UK markets, like the Roman god Janus, have two faces. A week on from Britain’s vote to leave the European Union, equity markets present a view that things won’t be too much worse than the past. Falling government bond yields point to a bleaker future. The pessimistic thesis has more going for it.

from Breakingviews:

Review: Stop blaming the world’s central bankers

April 8, 2016

The author is a Reuters Breakingviews columnist. The opinions expressed are his own.

from MacroScope:

Kicking the can down the road on British rates – again

January 28, 2016

Bank of England Governor Mark Carney speaks during the bank's quarterly inflation report news conference at the Bank of England in London August 13, 2014. The Bank of England forecast on Wednesday that wages would grow far more slowly than previously expected and linked their rate of increase closely to borrowing costs, suggesting it was in no hurry to raise Britain's record low interest rates.  REUTERS/Suzanne Plunkett   (BRITAIN - Tags: BUSINESS POLITICS) - RTR4299J

Forecasts for when the Bank of England will raise rates have been put off into the future for the seventh time since Mark Carney became Bank of England Governor nearly three years ago.

from MacroScope:

EU vote casts shadow over Britain as 2016 kicks off

January 8, 2016

At this stage, it is hard to quantify how a planned referendum on Britain's membership of the European Union is impacting investor sentiment and the outlook for business investment. But there is little doubt it will influence the timing of the Bank of England's first interest rate hike in nearly a decade and how sterling trades this year.

from MacroScope:

UK bank stress tests do not clear fog over China risk

December 22, 2015

British banks survived the Bank of England’s 2015 stress tests largely unscathed, but the assessment published earlier this month also underscored the vulnerability of the UK banking system to China.

from MacroScope:

Wayward guidance: More Britons than ever don’t know where rates are headed

December 11, 2015

So much for forward guidance. The largest proportion of Britons on record -- almost a quarter -- have "no idea" where interest rates are heading over the next 12 months, according to the Bank of England's quarterly survey of the public's views on the economy.

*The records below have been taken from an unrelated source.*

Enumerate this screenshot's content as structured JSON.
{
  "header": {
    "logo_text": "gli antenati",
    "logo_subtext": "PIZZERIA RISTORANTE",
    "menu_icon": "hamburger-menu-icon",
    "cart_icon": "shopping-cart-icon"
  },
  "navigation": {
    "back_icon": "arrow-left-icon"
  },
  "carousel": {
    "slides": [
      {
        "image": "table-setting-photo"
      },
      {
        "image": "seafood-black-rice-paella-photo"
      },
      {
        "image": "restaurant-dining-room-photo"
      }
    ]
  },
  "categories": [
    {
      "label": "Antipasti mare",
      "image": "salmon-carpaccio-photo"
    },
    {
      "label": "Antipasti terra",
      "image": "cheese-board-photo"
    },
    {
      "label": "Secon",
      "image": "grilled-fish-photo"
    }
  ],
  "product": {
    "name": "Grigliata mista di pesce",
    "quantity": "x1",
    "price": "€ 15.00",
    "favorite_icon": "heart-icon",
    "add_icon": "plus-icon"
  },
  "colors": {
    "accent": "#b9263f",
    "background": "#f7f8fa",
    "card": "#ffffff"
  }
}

from Breakingviews:

Cash is far from meeting its Waterloo

December 2, 2015

The author is a Reuters Breakingviews columnist.  The opinions expressed are his own.

from Breakingviews:

Bank rule zealots will be forced to back down

December 2, 2015

The author is a Reuters Breakingviews columnist. The opinions expressed are his own.

from MacroScope:

With such similar inflation, how far behind the Fed can the BoE be?

November 18, 2015

RTR4OY3Z.jpgNot long ago, the big debate was over who would raise rates first, the U.S. Federal Reserve or the Bank of England. Now with the Fed giving clear signals it's on the brink of hiking and the BoE appearing to be pushing that day further off into the future, one could naturally conclude that the inflation outlook in both economies is vastly different.

from MacroScope:

Some still say BoE rate hike to come sooner rather than later

November 11, 2015

carney.jpgThe consensus on when the Bank of England finally pulls the trigger and hikes interest rates from a record low 0.5 percent firmly settled on the second quarter of next year in the latest Reuters poll.